Amazon Cloud Linked to Sony’s Recent Global Security Breach

By Caroline Dobson
Caroline Dobson
Caroline Dobson
May 16, 2011 Updated: October 1, 2015

A customer watches a monitor of Sony's videogame PlayStation 3 at a Tokyo electric shop on April 27. (Yoshikazu Tsuno/AFP/Getty Images)
A customer watches a monitor of Sony's videogame PlayStation 3 at a Tokyo electric shop on April 27. (Yoshikazu Tsuno/AFP/Getty Images)
Sony Corp.’s PlayStation Network (PSN) security breach, marking the second largest cyber-attack in U.S. history, has found a link to Amazon’s virtual cloud services.

Sony released a blog post on May 16 explaining that its PlayStation system and Qriocity operations had been reinstated since the hacking incident and subsequent closure since April 20. As a result of the outage, hackers compromised 77 million PlayStation customers’ data.

Although the Japanese electronics and entertainment company issued a public apology to its users, it claims that there have been precautionary procedures installed to prevent and warn of future attacks.

"I can't thank you enough for your patience and support during this time," said Kazuo Hirai who is the second in charge on a video message on the PlayStation Network blog.

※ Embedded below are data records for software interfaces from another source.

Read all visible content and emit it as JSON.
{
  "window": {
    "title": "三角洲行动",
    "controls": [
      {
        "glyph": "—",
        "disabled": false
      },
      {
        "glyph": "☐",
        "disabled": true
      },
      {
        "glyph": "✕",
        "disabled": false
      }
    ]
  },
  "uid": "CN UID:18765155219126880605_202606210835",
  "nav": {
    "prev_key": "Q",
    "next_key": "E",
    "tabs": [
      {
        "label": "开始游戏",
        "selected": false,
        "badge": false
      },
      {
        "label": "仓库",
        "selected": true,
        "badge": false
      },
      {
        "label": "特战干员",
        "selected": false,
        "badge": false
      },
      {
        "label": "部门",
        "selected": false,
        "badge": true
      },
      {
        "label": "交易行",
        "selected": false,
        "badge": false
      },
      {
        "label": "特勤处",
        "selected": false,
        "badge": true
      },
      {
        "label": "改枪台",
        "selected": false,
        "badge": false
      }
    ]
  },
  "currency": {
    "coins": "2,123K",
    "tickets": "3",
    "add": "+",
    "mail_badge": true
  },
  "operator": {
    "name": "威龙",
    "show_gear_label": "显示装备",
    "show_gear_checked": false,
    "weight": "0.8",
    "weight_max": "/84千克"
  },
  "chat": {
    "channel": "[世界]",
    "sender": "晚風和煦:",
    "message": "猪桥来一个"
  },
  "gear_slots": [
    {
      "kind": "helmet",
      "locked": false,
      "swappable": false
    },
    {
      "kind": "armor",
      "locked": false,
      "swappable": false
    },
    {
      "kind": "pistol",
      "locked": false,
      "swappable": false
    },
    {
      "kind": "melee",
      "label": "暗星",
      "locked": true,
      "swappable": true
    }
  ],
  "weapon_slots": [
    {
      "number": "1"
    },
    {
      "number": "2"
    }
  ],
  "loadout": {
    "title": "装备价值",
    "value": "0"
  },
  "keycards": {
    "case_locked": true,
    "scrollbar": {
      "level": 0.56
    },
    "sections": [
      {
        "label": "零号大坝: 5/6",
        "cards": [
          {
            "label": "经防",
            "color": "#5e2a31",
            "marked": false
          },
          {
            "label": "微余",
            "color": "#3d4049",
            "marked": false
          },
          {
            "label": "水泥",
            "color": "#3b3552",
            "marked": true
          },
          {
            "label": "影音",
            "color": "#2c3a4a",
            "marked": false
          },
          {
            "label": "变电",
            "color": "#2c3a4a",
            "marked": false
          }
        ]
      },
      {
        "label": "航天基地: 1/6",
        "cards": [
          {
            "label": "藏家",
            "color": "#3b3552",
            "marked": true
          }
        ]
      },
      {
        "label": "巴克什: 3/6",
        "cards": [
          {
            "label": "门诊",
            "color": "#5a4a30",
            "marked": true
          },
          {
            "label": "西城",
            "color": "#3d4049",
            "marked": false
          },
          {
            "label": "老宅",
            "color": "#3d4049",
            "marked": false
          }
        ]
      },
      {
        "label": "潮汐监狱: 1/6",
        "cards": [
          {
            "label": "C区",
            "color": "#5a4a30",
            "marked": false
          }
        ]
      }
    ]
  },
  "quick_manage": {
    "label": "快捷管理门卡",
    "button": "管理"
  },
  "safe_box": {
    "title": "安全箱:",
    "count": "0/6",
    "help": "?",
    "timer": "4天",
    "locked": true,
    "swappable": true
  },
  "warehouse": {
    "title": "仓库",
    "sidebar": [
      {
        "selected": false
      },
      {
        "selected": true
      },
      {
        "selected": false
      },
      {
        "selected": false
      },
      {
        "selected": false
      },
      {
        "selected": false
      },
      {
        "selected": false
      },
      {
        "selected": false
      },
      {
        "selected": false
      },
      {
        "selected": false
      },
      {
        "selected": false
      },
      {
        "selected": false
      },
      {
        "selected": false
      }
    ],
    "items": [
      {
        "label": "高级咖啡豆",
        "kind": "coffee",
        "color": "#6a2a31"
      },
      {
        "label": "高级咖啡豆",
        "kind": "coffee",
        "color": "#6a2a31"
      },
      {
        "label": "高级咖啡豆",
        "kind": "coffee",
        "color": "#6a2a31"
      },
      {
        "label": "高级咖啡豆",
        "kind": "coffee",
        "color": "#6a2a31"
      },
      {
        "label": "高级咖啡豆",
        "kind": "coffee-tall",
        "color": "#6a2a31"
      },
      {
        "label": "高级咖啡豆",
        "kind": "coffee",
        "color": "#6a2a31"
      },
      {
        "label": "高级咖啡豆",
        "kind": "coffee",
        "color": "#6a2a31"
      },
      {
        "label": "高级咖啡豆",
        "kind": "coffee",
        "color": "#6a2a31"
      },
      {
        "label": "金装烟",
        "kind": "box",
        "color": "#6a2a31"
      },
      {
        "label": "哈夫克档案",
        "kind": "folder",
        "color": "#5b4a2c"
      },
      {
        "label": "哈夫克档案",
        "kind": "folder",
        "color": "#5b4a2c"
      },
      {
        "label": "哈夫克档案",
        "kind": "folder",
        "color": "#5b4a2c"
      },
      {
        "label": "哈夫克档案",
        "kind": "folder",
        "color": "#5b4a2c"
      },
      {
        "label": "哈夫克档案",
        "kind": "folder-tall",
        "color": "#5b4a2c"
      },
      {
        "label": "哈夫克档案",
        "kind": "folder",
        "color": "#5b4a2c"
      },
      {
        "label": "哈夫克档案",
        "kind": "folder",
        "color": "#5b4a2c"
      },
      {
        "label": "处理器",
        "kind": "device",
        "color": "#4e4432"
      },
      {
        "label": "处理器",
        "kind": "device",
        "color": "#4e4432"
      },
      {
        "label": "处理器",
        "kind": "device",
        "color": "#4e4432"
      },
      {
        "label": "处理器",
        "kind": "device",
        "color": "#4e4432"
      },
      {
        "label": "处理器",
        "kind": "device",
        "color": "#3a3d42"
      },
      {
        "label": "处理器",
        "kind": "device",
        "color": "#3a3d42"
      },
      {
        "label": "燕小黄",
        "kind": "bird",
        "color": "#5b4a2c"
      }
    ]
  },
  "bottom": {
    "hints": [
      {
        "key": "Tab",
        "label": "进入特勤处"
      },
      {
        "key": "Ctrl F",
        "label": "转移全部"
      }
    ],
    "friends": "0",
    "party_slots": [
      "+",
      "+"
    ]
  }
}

He also said, "We are taking aggressive action at all levels to address the concerns that were raised by this incident, and are making consumer data protection a full-time, company wide commitment."

It seemed a hacker utilized Amazon’s Elastic Computer Cloud, or EC2, as an avenue to interrupt the services of Sony’s online entertainment systems.

In an interview with Bloomberg, Pete Malcolm, chief executive officer of Abiquo Inc., a Redwood City, California-based company, which provides services for customers to manage information through the cloud platform, said, “Anyone can go get an Amazon account and use it anonymously. … If they have computers in their back bedroom they are much easier to trace than if they are on Amazon’s Web Services.”

The expense of operating EC2 can cost between 3 cents to $2.48 per hour for those on the East Coast of United States. The process of subscribing to the service is similar to many online products where a name, e-mail, address, password, phone number, billing contact information, and credit card details are requested. Therefore, it seems to be a convenient avenue for hackers to use this methodology to attack other online products.

The key issue highlighted by Abiquo’s Malcom is that the type of activity conducted on the cloud network is not monitored, so abuse or illegal activities can be conducted and identification of the perpetrator is challenging to identify, given the opportunity to use alias identification.

“Realistically, Amazon can’t do anything to prevent it,” Malcolm said in a Bloomberg report. “There is no way of telling who’s a good guy and who’s a bad guy.”